"At trial, Cory Epps' main defense was that it was not him and he had an alibi," Flynn explained. "He produced a receipt from Perkins Restaurant, at roughly the time the murder took place, and said he was not there, he was at the Perkins Restaurant with his wife."

Epps' case was taken by the Manhattan-based Exoneration Initiative. Attorneys Glenn Garber and Rebecca Freedman, speaking outside the courtroom, said the original case against their client was weak from the start.

"This was a one-witness identification case," Garber said.  

"Zero corroboration," Freedman added.

"It was a very stressful short event and it's a case that, we think, probably wouldn't be prosecuted in today's climate," Garber continued. "We've learned a lot about witness identification over the last 20 years. Even back then the trial judge, in sentencing, had expressed grave concerns about the quality of the evidence."

Credit Michael Mroziak, WBFO
Attorneys Glenn Garber and Rebecca Freedman of the Exoneration Initiative discuss Cory Epps' exoneration Friday morning. The Manhattan-based agency first examined Epps' case in 2010.

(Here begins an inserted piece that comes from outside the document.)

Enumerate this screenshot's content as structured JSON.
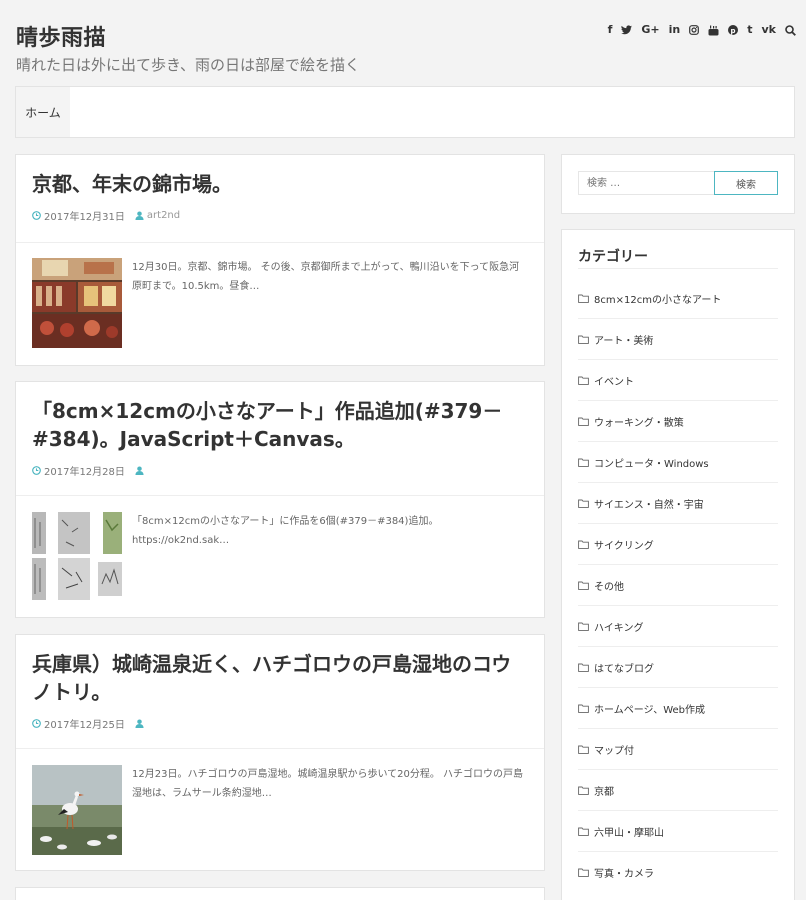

Freedman said Epps' exoneration is not based on a technicality. Rather, he has truly been proven innocent.

"In this case, the motion was based on newly discovered evidence," she said. "That newly discovered evidence was evidence of innocence. It was not a technicality. It was not procedural. It was based on factual evidence that he was innocent of this crime."

That evidence, Flynn explained, was disclosed in a Thursday hearing that remains sealed, thus he is unable to disclose what resulted in Epps' reversal of fortune.

Prosecutors now believe Means' real killer is already in prison serving 25 years to life for another homicide conviction. Flynn would not name that suspect but said that person bears a strong resemblance to Epps.

"The photograph of him and Cory Epps are eerily similar," he said. "Like twins, similar. 

But he added that the eyewitness who described the suspect in 1997 as having bumps or acne on the side of his face. Epps, Flynn said, has no bumps on the side of his face but the other suspect does. 

As they awaited the release of their loved one, family members would not express bitterness about 19 years lost behind bars. 

"The fact he knew he was innocent, his faith in God, his wife by his side and his family has kept him in a good position to know this day was going to happen," Williams said.

Erie County District Attorney John Flynn's news conference, Friday, December 1, 2017, during which he discussed the exoneration of Cory Epps, who was wrongly convicted of the May 1997 murder or Tameka Means.

Michael Mroziak is an experienced, award-winning reporter whose career includes work in broadcast and print media. When he joined the WBFO news staff in April 2015, it was a return to both the radio station and to Horizons Plaza.